How’s this for irony? San Francisco, which has the lowest population of children per capita of any large U.S. city, is obsessed with taking care of kids. In fact, the whole Bay Area is wall-to-wall with do-good organizations that focus on needy youngsters. Apparently, staying childless does have its advantages, like disposable income (to donate) and free time (to volunteer).
Children of Shelters provides children living in San Francisco’s five family shelters with empowerment and inspiration. The organization is 100 percent volunteer-based, with no overhead. Money gathered through fundraising efforts goes toward educational scholarships, counseling, and school supplies. cos-sf.org
Based in Oakland, Leadership Excellence encourages youth to become community leaders. The organization focuses on African American youth aged 5 to 18, involving them in their own communities to raise social awareness and create positive change in their lives and urban environments. leadershipexcellence.org
If you haven’t heard, San Francisco’s Youth Speaks promotes literacy through poetry slams, after-school workshops, and summer writing camps. It inspires 45,000 kids a year in the Bay Area alone—plus tens of thousands more through partnerships in 36 other cities. youthspeaks.org
With budget cuts from Sacramento threatening to starve the city’s already emaciated public schools, here’s a way to help: Click on donorschoose.org to see 128 specific requests from S.F. schools. For example, a gift of $541 would buy 12 splinter-free chairs for Argonne Elementary kindergarteners, and $498 would buy second graders at Glen Park Elementary a full set of new dictionaries.

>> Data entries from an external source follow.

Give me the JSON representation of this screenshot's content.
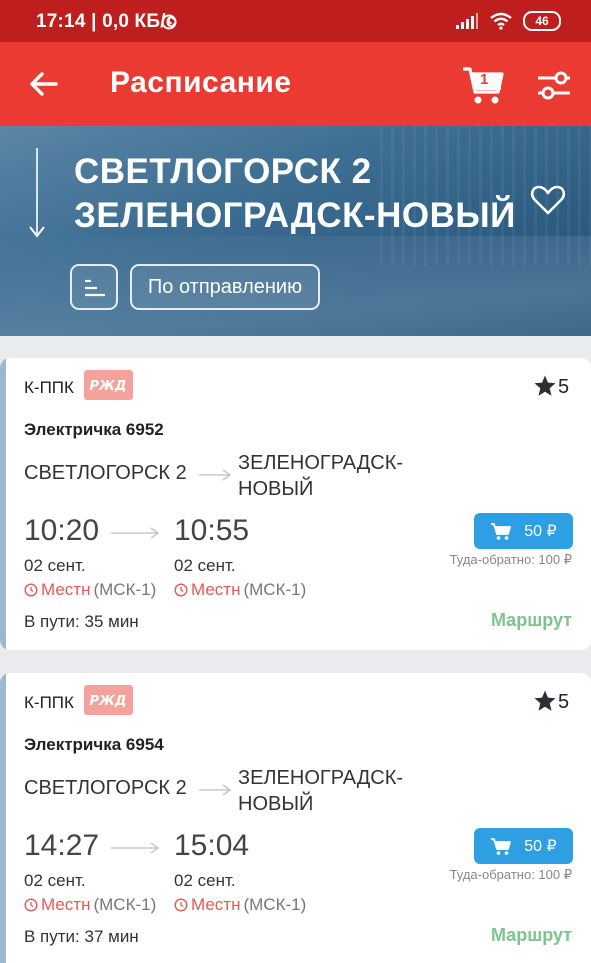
{
  "status_bar": {
    "time": "17:14 | 0,0 КБ/с",
    "battery": "46"
  },
  "app_bar": {
    "title": "Расписание",
    "cart_count": "1"
  },
  "route_header": {
    "from": "СВЕТЛОГОРСК 2",
    "to": "ЗЕЛЕНОГРАДСК-НОВЫЙ",
    "sort_label": "По отправлению"
  },
  "trains": [
    {
      "carrier": "К-ППК",
      "logo_text": "РЖД",
      "rating": "5",
      "name": "Электричка 6952",
      "from": "СВЕТЛОГОРСК 2",
      "to_line1": "ЗЕЛЕНОГРАДСК-",
      "to_line2": "НОВЫЙ",
      "dep_time": "10:20",
      "arr_time": "10:55",
      "dep_date": "02 сент.",
      "arr_date": "02 сент.",
      "tz_local": "Местн",
      "tz_zone": "(МСК-1)",
      "price": "50 ₽",
      "roundtrip": "Туда-обратно: 100 ₽",
      "duration": "В пути: 35 мин",
      "route_label": "Маршрут"
    },
    {
      "carrier": "К-ППК",
      "logo_text": "РЖД",
      "rating": "5",
      "name": "Электричка 6954",
      "from": "СВЕТЛОГОРСК 2",
      "to_line1": "ЗЕЛЕНОГРАДСК-",
      "to_line2": "НОВЫЙ",
      "dep_time": "14:27",
      "arr_time": "15:04",
      "dep_date": "02 сент.",
      "arr_date": "02 сент.",
      "tz_local": "Местн",
      "tz_zone": "(МСК-1)",
      "price": "50 ₽",
      "roundtrip": "Туда-обратно: 100 ₽",
      "duration": "В пути: 37 мин",
      "route_label": "Маршрут"
    }
  ],
  "colors": {
    "app_bar": "#ea3a31",
    "status_bar": "#bf1e1e",
    "buy_button": "#2e9fe3",
    "route_link": "#7dc48e",
    "local_time": "#e35a55"
  }
}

The mission of First Graduate is simple yet powerful: to help disadvantaged students finish high school and become the first in their families to earn a college degree. This San Francisco nonprofit makes a 10-year investment in the future of each participant. Everybody wins: the kids, their families, and society for generations to come. firstgraduate.org
In our era of declining music education, the continued success of the San Francisco Symphony’s Adventures in Music (AIM) program is particularly heartening. Now in its 20th year, AIM annually offers every single child in the city’s public schools (grades one–five) four in-school presentations and copious hands-on interaction, plus a concert in Davies Symphony Hall. sfsymphony.org/aim